_EXERCISE AIM:_ Where does the string "true" appear in the records? Copy every line that contains it.

_EXTRACTED INFORMATION:_
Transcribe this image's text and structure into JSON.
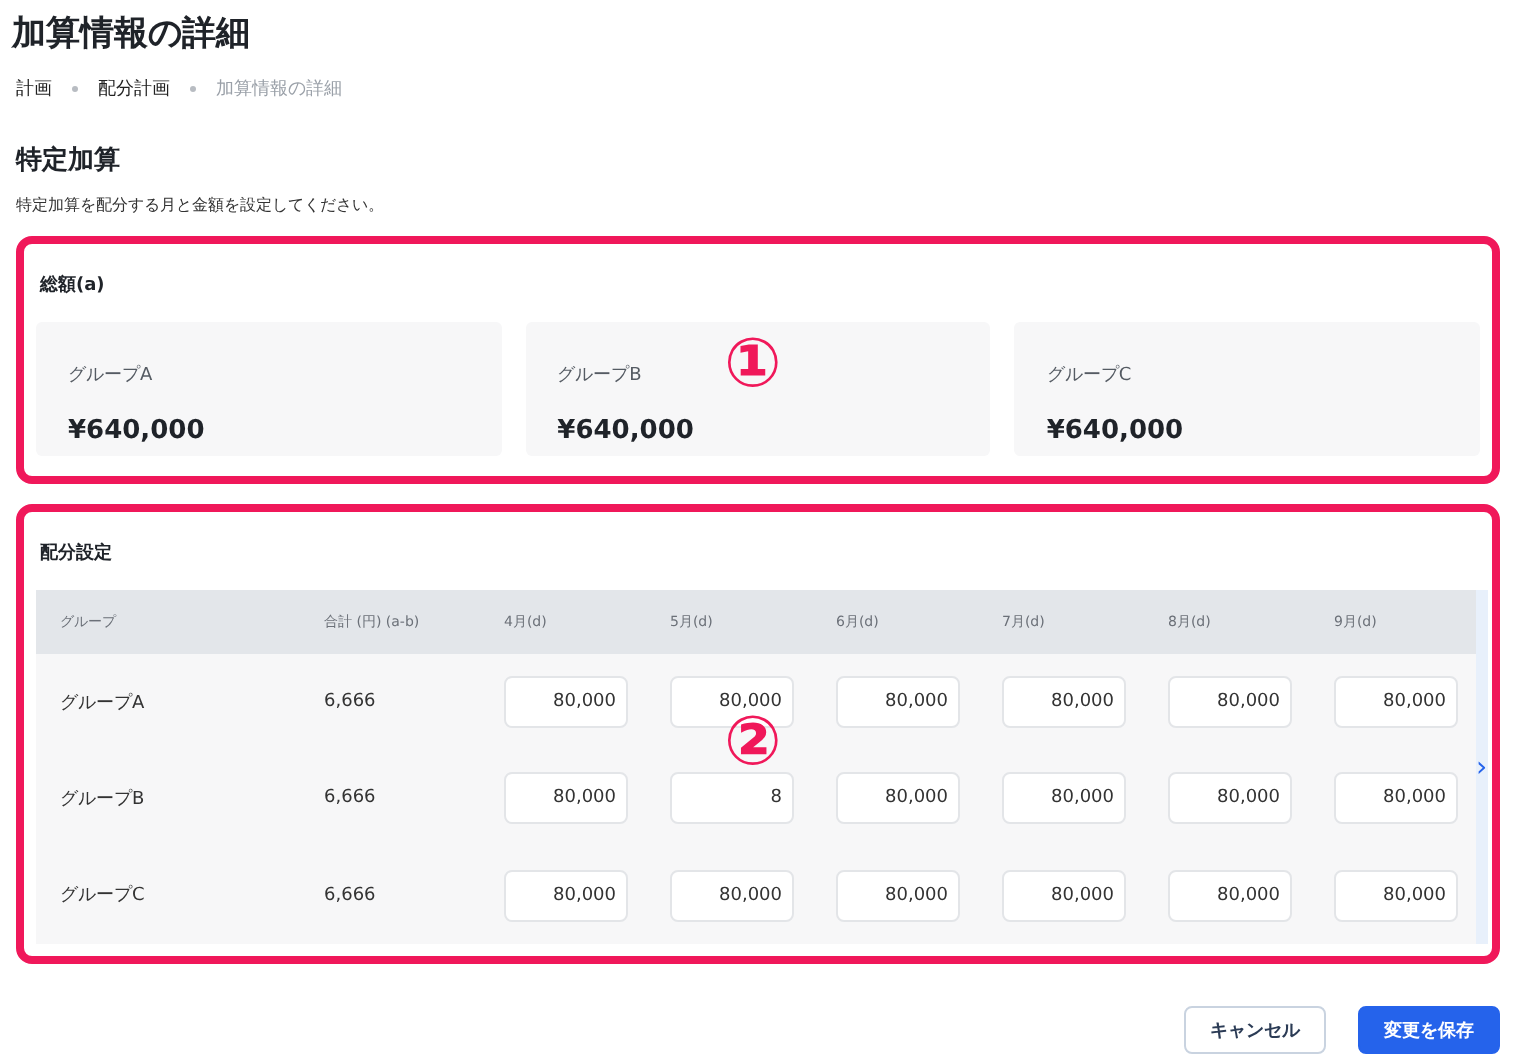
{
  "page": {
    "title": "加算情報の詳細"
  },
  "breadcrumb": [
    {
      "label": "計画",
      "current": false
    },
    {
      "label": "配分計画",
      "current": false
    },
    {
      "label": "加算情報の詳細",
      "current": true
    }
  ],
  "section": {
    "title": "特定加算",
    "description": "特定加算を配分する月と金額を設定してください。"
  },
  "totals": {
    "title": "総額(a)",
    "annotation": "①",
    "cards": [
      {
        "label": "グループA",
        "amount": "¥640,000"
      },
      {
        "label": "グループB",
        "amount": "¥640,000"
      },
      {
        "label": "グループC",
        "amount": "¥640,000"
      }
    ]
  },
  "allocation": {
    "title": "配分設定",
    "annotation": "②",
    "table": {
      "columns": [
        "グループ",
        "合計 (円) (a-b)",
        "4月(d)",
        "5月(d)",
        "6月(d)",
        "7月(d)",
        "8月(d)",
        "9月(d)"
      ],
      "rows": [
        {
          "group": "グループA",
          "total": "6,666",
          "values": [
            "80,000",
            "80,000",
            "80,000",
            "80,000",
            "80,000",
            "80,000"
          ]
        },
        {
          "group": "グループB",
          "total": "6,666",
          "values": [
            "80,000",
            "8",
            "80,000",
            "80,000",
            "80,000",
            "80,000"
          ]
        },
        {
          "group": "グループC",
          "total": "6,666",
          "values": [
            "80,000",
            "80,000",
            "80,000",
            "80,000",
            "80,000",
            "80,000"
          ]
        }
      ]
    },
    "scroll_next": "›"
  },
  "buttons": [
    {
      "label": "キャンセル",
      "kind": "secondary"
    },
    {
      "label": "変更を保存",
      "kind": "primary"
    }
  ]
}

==

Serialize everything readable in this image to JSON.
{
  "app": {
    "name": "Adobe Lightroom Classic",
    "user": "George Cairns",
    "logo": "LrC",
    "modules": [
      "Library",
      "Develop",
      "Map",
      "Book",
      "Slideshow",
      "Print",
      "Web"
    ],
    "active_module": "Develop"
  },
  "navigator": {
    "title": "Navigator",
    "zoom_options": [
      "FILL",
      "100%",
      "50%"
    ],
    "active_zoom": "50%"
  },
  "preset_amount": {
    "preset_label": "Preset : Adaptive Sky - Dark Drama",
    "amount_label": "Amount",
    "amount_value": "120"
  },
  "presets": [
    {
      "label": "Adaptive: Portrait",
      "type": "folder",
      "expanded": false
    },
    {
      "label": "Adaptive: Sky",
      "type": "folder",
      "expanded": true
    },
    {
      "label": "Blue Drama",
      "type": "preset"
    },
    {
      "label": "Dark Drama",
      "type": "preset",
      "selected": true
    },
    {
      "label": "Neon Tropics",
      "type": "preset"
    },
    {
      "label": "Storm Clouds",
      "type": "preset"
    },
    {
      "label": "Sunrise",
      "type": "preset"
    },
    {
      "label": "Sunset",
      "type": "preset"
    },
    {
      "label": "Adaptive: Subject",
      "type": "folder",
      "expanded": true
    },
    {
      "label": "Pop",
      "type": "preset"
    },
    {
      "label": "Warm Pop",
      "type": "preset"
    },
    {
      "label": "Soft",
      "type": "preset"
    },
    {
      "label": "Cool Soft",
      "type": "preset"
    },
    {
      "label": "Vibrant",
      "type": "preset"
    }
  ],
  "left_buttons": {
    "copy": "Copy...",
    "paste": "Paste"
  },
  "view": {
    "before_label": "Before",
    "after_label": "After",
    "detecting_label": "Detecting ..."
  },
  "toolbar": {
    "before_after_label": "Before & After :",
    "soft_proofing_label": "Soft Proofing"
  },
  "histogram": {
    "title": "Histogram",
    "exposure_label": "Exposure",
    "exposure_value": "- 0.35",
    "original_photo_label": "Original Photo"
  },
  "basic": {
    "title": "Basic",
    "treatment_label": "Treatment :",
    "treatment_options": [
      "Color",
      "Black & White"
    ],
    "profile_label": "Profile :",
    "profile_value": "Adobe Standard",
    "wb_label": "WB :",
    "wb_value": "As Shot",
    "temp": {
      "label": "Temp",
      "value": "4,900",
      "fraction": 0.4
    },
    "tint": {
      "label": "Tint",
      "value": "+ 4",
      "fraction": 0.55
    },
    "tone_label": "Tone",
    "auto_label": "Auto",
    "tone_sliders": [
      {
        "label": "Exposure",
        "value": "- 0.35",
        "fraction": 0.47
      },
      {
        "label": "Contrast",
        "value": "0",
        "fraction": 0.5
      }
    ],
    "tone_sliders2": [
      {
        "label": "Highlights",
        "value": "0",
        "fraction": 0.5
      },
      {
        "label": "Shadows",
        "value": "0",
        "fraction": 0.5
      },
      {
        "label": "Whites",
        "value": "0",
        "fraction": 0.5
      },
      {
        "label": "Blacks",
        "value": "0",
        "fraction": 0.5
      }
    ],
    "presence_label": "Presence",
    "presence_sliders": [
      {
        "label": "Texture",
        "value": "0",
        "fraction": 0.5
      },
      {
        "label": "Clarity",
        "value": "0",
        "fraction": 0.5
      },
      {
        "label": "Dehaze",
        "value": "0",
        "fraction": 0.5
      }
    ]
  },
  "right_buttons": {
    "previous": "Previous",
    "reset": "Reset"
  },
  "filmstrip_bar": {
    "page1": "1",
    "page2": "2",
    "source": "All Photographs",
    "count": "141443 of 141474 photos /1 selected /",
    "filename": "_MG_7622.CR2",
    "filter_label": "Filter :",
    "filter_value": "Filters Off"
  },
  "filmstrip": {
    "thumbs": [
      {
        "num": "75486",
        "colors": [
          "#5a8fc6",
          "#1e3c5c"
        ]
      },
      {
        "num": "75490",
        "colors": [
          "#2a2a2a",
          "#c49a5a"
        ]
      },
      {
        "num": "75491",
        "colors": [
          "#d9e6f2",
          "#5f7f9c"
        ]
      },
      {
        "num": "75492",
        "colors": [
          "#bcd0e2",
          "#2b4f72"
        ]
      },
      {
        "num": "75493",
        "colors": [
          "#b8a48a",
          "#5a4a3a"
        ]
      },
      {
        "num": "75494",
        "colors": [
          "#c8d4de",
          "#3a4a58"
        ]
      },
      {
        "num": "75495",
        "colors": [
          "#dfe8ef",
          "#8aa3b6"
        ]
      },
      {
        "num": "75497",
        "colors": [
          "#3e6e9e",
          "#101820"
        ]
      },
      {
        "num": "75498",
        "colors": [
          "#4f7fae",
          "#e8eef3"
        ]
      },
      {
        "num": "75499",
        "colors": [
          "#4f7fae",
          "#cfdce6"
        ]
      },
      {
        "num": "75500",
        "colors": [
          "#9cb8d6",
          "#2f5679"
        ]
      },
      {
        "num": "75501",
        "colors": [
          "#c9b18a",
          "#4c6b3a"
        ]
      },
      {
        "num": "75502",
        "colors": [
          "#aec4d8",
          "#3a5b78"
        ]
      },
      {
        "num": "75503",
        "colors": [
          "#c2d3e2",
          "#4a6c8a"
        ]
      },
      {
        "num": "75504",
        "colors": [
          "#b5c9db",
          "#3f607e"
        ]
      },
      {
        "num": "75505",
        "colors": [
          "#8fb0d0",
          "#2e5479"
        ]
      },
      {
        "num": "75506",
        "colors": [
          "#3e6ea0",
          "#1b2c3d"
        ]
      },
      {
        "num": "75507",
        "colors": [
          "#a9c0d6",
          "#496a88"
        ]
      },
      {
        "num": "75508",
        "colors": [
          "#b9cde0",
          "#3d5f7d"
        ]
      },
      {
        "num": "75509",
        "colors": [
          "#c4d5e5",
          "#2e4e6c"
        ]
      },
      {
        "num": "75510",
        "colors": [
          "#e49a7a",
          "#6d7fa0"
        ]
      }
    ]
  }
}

_OUTPUT BELOW:_
      "current": true
      "expanded": true
      "selected": true
      "expanded": true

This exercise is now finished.